2019 Volume 31 Issue 3 Pages 227-231
[Purpose] To clarify the relationship between movement of the shank relative to the global reference frame (shank angle) while running, and foot alignment factors that lead to the onset of Achilles peritendinitis. [Participants and Methods] This study included 54 healthy male participants. Running at a constant speed was measured by three-dimensional motion analysis. The shank angle at the time of the first peak of vertical ground reaction force and maximum ankle dorsiflexion were analyzed. The magnitude of ankle plantarflexion, inversion, and adduction angle in the propulsive phase as well as static foot alignment (navicular index, and range of ankle dorsiflexion angle) were measured.
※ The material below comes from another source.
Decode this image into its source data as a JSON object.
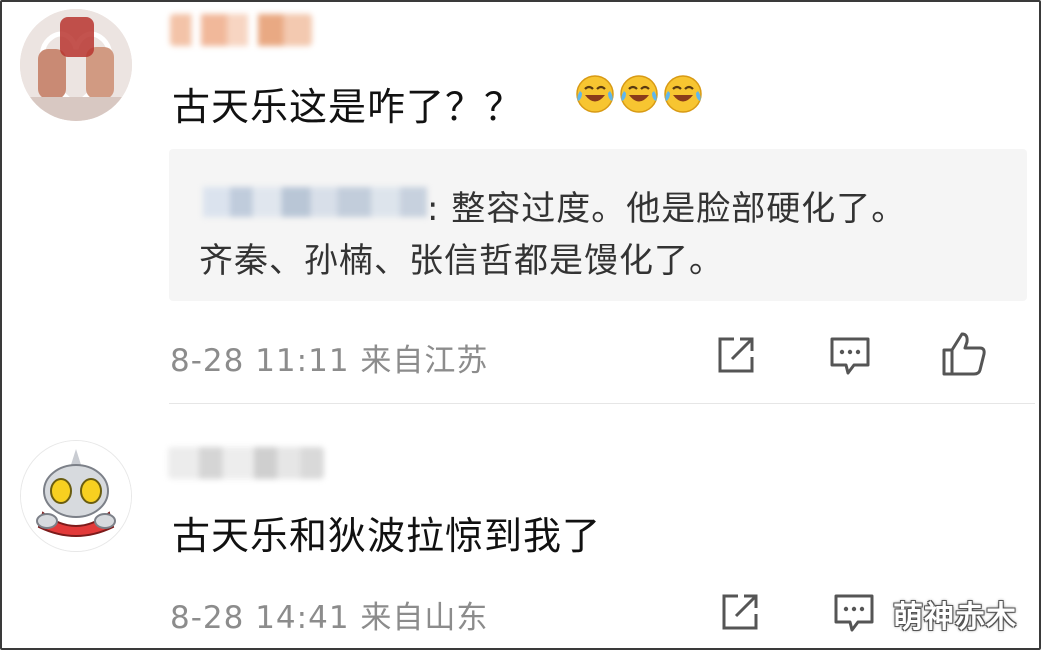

The relationships between shank angle features and these parameters were investigated. [Results] Outward inclination of the shank occurred at the time of the first peak of vertical ground reaction force and maximum ankle dorsiflexion, with this increase in movement correlating with parameters that increased the risk of Achilles peritendinitis. [Conclusion] These findings suggest that evaluation of the shank angle on the frontal plane while running may be used to estimate the onset of Achilles peritendinitis in clinical practice.